- _TO DO_: Return each record word for word, keeping none of its pictures.

* * * * *

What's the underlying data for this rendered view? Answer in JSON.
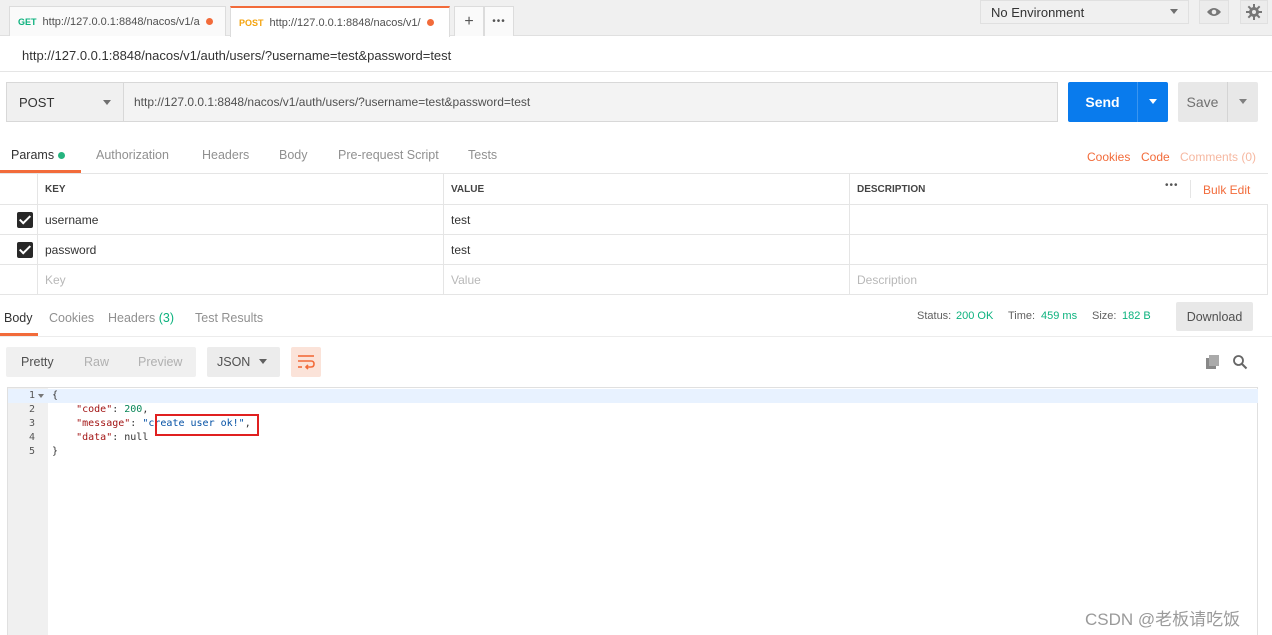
{
  "tabs": [
    {
      "method": "GET",
      "url": "http://127.0.0.1:8848/nacos/v1/a"
    },
    {
      "method": "POST",
      "url": "http://127.0.0.1:8848/nacos/v1/"
    }
  ],
  "tab_actions": {
    "add": "+",
    "more": "•••"
  },
  "environment": {
    "selected": "No Environment"
  },
  "request": {
    "title": "http://127.0.0.1:8848/nacos/v1/auth/users/?username=test&password=test",
    "method": "POST",
    "url": "http://127.0.0.1:8848/nacos/v1/auth/users/?username=test&password=test",
    "send_label": "Send",
    "save_label": "Save"
  },
  "request_tabs": [
    "Params",
    "Authorization",
    "Headers",
    "Body",
    "Pre-request Script",
    "Tests"
  ],
  "request_links": {
    "cookies": "Cookies",
    "code": "Code",
    "comments": "Comments (0)"
  },
  "params": {
    "headers": {
      "key": "KEY",
      "value": "VALUE",
      "description": "DESCRIPTION",
      "more": "•••",
      "bulk_edit": "Bulk Edit"
    },
    "rows": [
      {
        "key": "username",
        "value": "test",
        "description": ""
      },
      {
        "key": "password",
        "value": "test",
        "description": ""
      }
    ],
    "placeholders": {
      "key": "Key",
      "value": "Value",
      "description": "Description"
    }
  },
  "response_tabs": [
    "Body",
    "Cookies",
    "Headers",
    "(3)",
    "Test Results"
  ],
  "response_status": {
    "status_label": "Status:",
    "status": "200 OK",
    "time_label": "Time:",
    "time": "459 ms",
    "size_label": "Size:",
    "size": "182 B",
    "download_label": "Download"
  },
  "format_bar": {
    "pretty": "Pretty",
    "raw": "Raw",
    "preview": "Preview",
    "language": "JSON"
  },
  "response_body": {
    "line_numbers": [
      "1",
      "2",
      "3",
      "4",
      "5"
    ],
    "open_brace": "{",
    "code_key": "\"code\"",
    "code_value": "200",
    "message_key": "\"message\"",
    "message_value": "create user ok!",
    "data_key": "\"data\"",
    "data_value": "null",
    "close_brace": "}"
  },
  "watermark": "CSDN @老板请吃饭"
}
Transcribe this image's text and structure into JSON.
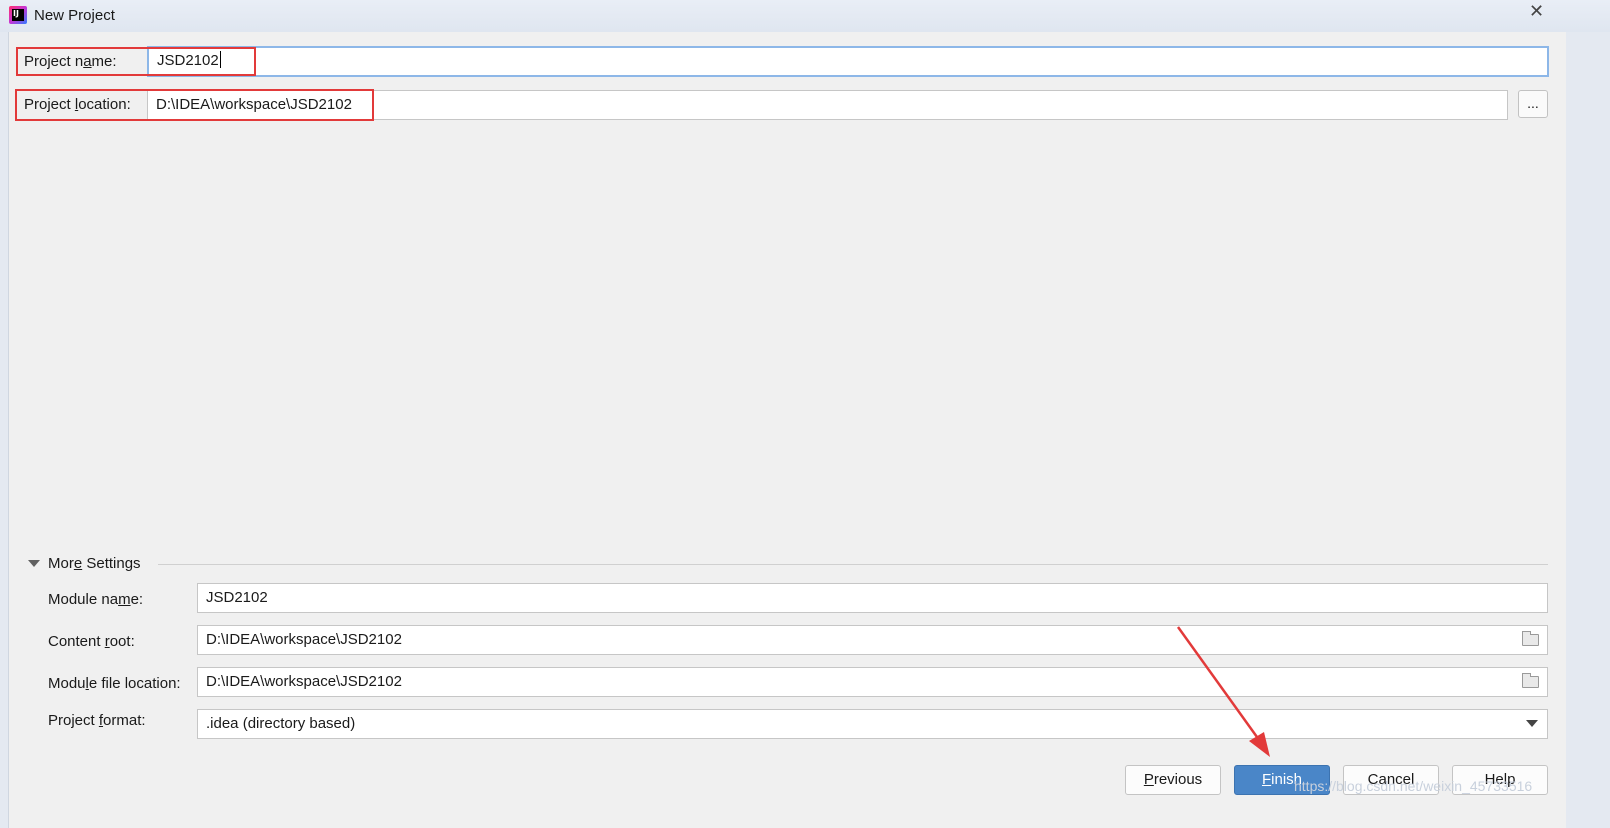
{
  "window": {
    "title": "New Project",
    "close_glyph": "✕",
    "app_icon": "intellij-idea-icon",
    "icon_text": "IJ"
  },
  "project": {
    "name_label_pre": "Project n",
    "name_label_key": "a",
    "name_label_post": "me:",
    "name_value": "JSD2102",
    "location_label_pre": "Project ",
    "location_label_key": "l",
    "location_label_post": "ocation:",
    "location_value": "D:\\IDEA\\workspace\\JSD2102",
    "browse_label": "..."
  },
  "more_settings": {
    "title_pre": "Mor",
    "title_key": "e",
    "title_post": " Settings",
    "expanded": true,
    "module_name_label_pre": "Module na",
    "module_name_label_key": "m",
    "module_name_label_post": "e:",
    "module_name_value": "JSD2102",
    "content_root_label_pre": "Content ",
    "content_root_label_key": "r",
    "content_root_label_post": "oot:",
    "content_root_value": "D:\\IDEA\\workspace\\JSD2102",
    "module_file_label_pre": "Modu",
    "module_file_label_key": "l",
    "module_file_label_post": "e file location:",
    "module_file_value": "D:\\IDEA\\workspace\\JSD2102",
    "project_format_label_pre": "Project ",
    "project_format_label_key": "f",
    "project_format_label_post": "ormat:",
    "project_format_value": ".idea (directory based)"
  },
  "buttons": {
    "previous_key": "P",
    "previous_rest": "revious",
    "finish_key": "F",
    "finish_rest": "inish",
    "cancel": "Cancel",
    "help": "Help"
  },
  "watermark": "https://blog.csdn.net/weixin_45733516",
  "colors": {
    "accent": "#4a86c8",
    "highlight_box": "#e23a3a",
    "focus_border": "#8db7e8",
    "background": "#f0f0f0"
  }
}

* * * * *

- _RESULT_:
What's the underlying data for this rendered view? Answer in JSON.
{
  "tabs": [
    {
      "method": "GET",
      "url": "http://127.0.0.1:8848/nacos/v1/a"
    },
    {
      "method": "POST",
      "url": "http://127.0.0.1:8848/nacos/v1/"
    }
  ],
  "tab_actions": {
    "add": "+",
    "more": "•••"
  },
  "environment": {
    "selected": "No Environment"
  },
  "request": {
    "title": "http://127.0.0.1:8848/nacos/v1/auth/users/?username=test&password=test",
    "method": "POST",
    "url": "http://127.0.0.1:8848/nacos/v1/auth/users/?username=test&password=test",
    "send_label": "Send",
    "save_label": "Save"
  },
  "request_tabs": [
    "Params",
    "Authorization",
    "Headers",
    "Body",
    "Pre-request Script",
    "Tests"
  ],
  "request_links": {
    "cookies": "Cookies",
    "code": "Code",
    "comments": "Comments (0)"
  },
  "params": {
    "headers": {
      "key": "KEY",
      "value": "VALUE",
      "description": "DESCRIPTION",
      "more": "•••",
      "bulk_edit": "Bulk Edit"
    },
    "rows": [
      {
        "key": "username",
        "value": "test",
        "description": ""
      },
      {
        "key": "password",
        "value": "test",
        "description": ""
      }
    ],
    "placeholders": {
      "key": "Key",
      "value": "Value",
      "description": "Description"
    }
  },
  "response_tabs": [
    "Body",
    "Cookies",
    "Headers",
    "(3)",
    "Test Results"
  ],
  "response_status": {
    "status_label": "Status:",
    "status": "200 OK",
    "time_label": "Time:",
    "time": "459 ms",
    "size_label": "Size:",
    "size": "182 B",
    "download_label": "Download"
  },
  "format_bar": {
    "pretty": "Pretty",
    "raw": "Raw",
    "preview": "Preview",
    "language": "JSON"
  },
  "response_body": {
    "line_numbers": [
      "1",
      "2",
      "3",
      "4",
      "5"
    ],
    "open_brace": "{",
    "code_key": "\"code\"",
    "code_value": "200",
    "message_key": "\"message\"",
    "message_value": "create user ok!",
    "data_key": "\"data\"",
    "data_value": "null",
    "close_brace": "}"
  },
  "watermark": "CSDN @老板请吃饭"
}
Transcribe this image's text and structure into JSON.
{
  "window": {
    "title": "New Project",
    "close_glyph": "✕",
    "app_icon": "intellij-idea-icon",
    "icon_text": "IJ"
  },
  "project": {
    "name_label_pre": "Project n",
    "name_label_key": "a",
    "name_label_post": "me:",
    "name_value": "JSD2102",
    "location_label_pre": "Project ",
    "location_label_key": "l",
    "location_label_post": "ocation:",
    "location_value": "D:\\IDEA\\workspace\\JSD2102",
    "browse_label": "..."
  },
  "more_settings": {
    "title_pre": "Mor",
    "title_key": "e",
    "title_post": " Settings",
    "expanded": true,
    "module_name_label_pre": "Module na",
    "module_name_label_key": "m",
    "module_name_label_post": "e:",
    "module_name_value": "JSD2102",
    "content_root_label_pre": "Content ",
    "content_root_label_key": "r",
    "content_root_label_post": "oot:",
    "content_root_value": "D:\\IDEA\\workspace\\JSD2102",
    "module_file_label_pre": "Modu",
    "module_file_label_key": "l",
    "module_file_label_post": "e file location:",
    "module_file_value": "D:\\IDEA\\workspace\\JSD2102",
    "project_format_label_pre": "Project ",
    "project_format_label_key": "f",
    "project_format_label_post": "ormat:",
    "project_format_value": ".idea (directory based)"
  },
  "buttons": {
    "previous_key": "P",
    "previous_rest": "revious",
    "finish_key": "F",
    "finish_rest": "inish",
    "cancel": "Cancel",
    "help": "Help"
  },
  "watermark": "https://blog.csdn.net/weixin_45733516",
  "colors": {
    "accent": "#4a86c8",
    "highlight_box": "#e23a3a",
    "focus_border": "#8db7e8",
    "background": "#f0f0f0"
  }
}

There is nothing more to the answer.